By Steve Elliott
Hundreds of excited people lined up in Denver's Civic Center Park on Monday to get a free joint, as part of a protest against Colorado's plan to heavily tax recreational marijuana.
The protest was courtesy of the No On Proposition AA campaign, which opposes a plan calling for a 10 percent sales tax on recreational cannabis with the option of going as high as 15 percent (with an additional 15 percent excise tax), reports CBS Denver.
According to spokesman Robert Corry, an attorney who represents clients in the medical marijuana business, state leaders are backing a plan that over-taxes cannabis sales, and that's not what voters approved when they passed Amendment 64 last November.
"We have one of the leading alcohol industries in the world here in our state with less than a one percent tax," Corry said. "That's what the marijuana tax ought to be. That's what we support."
Supporters of Proposition AA, including Denver City Councilman Charlie Brown, claim the money is necessary for "proper regulation" of cannabis.

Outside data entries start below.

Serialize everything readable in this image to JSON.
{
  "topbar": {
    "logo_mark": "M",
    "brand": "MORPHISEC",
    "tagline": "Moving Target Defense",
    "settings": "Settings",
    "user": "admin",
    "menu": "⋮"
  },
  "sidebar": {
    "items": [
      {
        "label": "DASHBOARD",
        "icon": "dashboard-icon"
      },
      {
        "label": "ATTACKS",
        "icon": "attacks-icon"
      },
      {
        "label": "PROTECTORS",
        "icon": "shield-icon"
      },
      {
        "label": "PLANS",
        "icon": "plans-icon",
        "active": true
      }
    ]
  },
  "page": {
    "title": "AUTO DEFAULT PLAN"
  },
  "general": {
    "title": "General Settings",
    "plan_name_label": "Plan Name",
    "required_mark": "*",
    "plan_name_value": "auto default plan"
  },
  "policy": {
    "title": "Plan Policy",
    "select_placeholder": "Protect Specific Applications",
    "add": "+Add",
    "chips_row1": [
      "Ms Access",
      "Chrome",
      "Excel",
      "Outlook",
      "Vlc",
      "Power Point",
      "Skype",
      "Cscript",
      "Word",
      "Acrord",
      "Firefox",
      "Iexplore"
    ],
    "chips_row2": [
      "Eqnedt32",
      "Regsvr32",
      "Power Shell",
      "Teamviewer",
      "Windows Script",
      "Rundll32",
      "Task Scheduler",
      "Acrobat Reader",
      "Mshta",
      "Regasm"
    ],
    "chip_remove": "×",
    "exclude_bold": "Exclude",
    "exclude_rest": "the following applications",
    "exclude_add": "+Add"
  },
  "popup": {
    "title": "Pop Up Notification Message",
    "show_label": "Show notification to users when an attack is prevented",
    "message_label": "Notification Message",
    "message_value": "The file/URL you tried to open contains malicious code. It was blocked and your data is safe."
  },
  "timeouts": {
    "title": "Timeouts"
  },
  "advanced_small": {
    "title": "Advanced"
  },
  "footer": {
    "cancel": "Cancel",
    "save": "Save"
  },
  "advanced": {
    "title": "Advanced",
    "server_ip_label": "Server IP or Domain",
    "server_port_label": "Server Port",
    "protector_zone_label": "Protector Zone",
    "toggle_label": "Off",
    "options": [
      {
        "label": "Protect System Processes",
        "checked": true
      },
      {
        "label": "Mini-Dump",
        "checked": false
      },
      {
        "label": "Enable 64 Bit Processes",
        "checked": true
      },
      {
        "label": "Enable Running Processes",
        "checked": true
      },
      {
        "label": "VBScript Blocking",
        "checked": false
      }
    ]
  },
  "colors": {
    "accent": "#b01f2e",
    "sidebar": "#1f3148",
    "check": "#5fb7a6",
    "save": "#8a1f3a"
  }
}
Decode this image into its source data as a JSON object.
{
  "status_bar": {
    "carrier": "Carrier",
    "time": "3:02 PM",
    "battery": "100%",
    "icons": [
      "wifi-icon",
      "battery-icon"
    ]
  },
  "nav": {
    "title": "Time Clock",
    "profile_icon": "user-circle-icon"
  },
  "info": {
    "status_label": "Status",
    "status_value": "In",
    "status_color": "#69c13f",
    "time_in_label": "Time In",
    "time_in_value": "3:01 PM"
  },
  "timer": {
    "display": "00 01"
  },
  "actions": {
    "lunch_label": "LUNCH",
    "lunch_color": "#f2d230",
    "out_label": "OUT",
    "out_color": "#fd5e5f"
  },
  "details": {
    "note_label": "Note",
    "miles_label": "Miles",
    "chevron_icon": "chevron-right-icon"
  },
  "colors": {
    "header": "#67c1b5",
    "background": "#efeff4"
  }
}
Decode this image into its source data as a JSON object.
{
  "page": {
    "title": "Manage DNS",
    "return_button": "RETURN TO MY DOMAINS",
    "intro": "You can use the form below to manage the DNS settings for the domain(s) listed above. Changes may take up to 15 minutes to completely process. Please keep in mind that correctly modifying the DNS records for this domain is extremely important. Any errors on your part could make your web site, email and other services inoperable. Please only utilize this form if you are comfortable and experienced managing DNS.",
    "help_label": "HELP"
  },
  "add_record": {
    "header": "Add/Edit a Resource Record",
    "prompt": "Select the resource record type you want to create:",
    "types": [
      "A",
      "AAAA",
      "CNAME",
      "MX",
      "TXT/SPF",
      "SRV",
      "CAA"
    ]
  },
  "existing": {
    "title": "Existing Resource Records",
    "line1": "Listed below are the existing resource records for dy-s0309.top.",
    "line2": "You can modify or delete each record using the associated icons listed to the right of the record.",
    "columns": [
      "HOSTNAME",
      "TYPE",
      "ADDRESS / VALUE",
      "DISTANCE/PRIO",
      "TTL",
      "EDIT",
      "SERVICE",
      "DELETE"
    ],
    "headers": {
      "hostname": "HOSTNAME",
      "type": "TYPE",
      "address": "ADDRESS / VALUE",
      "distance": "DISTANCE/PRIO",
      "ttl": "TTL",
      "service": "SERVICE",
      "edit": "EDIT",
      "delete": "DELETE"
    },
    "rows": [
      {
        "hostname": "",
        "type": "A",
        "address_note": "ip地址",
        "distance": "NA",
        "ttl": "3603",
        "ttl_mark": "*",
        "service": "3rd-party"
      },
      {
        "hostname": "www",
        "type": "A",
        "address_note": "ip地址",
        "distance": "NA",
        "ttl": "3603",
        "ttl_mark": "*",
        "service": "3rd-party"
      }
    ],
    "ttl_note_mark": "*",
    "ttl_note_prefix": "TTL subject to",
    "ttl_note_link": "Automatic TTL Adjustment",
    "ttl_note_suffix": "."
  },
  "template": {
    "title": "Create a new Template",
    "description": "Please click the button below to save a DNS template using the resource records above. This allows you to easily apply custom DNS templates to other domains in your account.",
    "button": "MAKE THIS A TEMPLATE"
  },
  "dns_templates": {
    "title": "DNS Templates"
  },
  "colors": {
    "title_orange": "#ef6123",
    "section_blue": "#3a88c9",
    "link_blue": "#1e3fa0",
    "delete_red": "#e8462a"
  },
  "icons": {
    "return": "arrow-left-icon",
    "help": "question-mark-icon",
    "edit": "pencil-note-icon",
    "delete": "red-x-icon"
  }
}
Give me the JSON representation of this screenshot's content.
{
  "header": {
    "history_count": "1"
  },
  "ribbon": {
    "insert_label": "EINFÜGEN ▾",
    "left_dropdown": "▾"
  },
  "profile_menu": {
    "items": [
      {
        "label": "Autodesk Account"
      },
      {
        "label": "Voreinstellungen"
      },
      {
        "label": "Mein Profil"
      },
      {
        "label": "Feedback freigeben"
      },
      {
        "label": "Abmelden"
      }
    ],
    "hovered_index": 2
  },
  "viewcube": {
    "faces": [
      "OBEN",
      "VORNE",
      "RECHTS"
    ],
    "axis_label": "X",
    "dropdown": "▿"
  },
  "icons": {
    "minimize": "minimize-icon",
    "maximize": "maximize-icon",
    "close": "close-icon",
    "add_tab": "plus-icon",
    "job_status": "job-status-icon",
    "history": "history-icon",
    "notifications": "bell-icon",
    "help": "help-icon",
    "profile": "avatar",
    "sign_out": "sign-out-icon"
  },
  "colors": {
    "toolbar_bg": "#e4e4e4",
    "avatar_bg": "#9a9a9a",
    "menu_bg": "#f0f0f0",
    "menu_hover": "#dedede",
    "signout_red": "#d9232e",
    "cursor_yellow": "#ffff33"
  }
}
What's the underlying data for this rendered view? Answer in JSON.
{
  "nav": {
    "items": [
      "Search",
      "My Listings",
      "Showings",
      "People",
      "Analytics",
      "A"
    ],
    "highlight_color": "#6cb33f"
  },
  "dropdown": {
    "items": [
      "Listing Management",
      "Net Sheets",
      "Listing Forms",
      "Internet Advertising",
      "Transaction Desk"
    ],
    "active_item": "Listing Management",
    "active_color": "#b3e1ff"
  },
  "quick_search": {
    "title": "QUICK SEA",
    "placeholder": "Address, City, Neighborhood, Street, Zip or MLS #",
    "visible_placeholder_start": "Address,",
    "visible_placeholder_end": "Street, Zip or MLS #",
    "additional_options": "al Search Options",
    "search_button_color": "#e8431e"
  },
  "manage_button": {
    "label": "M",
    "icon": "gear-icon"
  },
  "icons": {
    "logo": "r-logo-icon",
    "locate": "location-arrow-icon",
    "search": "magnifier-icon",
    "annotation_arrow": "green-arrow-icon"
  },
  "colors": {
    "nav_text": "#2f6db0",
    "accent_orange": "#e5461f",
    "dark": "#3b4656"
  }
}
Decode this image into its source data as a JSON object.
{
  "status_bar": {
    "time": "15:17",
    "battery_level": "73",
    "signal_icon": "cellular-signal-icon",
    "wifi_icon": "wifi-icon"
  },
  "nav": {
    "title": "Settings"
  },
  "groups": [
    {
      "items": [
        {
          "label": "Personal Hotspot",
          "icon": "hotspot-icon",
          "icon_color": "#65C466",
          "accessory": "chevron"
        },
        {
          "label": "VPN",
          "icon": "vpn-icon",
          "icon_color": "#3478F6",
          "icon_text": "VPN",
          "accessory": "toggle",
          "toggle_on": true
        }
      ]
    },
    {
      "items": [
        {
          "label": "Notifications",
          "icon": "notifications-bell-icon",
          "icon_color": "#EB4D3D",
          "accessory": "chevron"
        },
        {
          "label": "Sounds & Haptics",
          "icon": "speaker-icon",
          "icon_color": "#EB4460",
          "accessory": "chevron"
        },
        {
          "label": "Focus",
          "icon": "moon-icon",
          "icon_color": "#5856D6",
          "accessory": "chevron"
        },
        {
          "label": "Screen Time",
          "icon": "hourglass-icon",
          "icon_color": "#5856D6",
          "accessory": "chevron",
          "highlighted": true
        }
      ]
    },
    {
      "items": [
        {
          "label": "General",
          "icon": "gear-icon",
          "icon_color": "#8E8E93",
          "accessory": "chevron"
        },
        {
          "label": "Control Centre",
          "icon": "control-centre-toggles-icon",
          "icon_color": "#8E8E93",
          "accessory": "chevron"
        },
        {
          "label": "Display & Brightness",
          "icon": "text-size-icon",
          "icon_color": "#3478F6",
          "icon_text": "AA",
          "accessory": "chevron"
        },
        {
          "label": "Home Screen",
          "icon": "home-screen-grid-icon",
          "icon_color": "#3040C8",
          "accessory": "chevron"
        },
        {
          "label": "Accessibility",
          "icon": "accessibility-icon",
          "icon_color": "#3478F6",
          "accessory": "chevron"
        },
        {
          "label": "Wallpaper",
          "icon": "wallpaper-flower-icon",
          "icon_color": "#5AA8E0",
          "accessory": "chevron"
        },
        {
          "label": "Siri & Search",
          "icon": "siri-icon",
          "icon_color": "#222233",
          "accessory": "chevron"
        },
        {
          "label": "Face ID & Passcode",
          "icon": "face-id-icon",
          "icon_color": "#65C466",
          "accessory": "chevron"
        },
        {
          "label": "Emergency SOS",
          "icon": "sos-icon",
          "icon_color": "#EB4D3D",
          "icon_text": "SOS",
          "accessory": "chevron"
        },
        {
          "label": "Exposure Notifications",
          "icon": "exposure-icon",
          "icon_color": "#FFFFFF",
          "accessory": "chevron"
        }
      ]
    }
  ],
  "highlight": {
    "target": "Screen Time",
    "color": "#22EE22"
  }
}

"We will all be affected by this industry and we need to be ready for it -- administratively, from the police perspective and from a public health perspective, and that's what we need this money for," Brown claimed.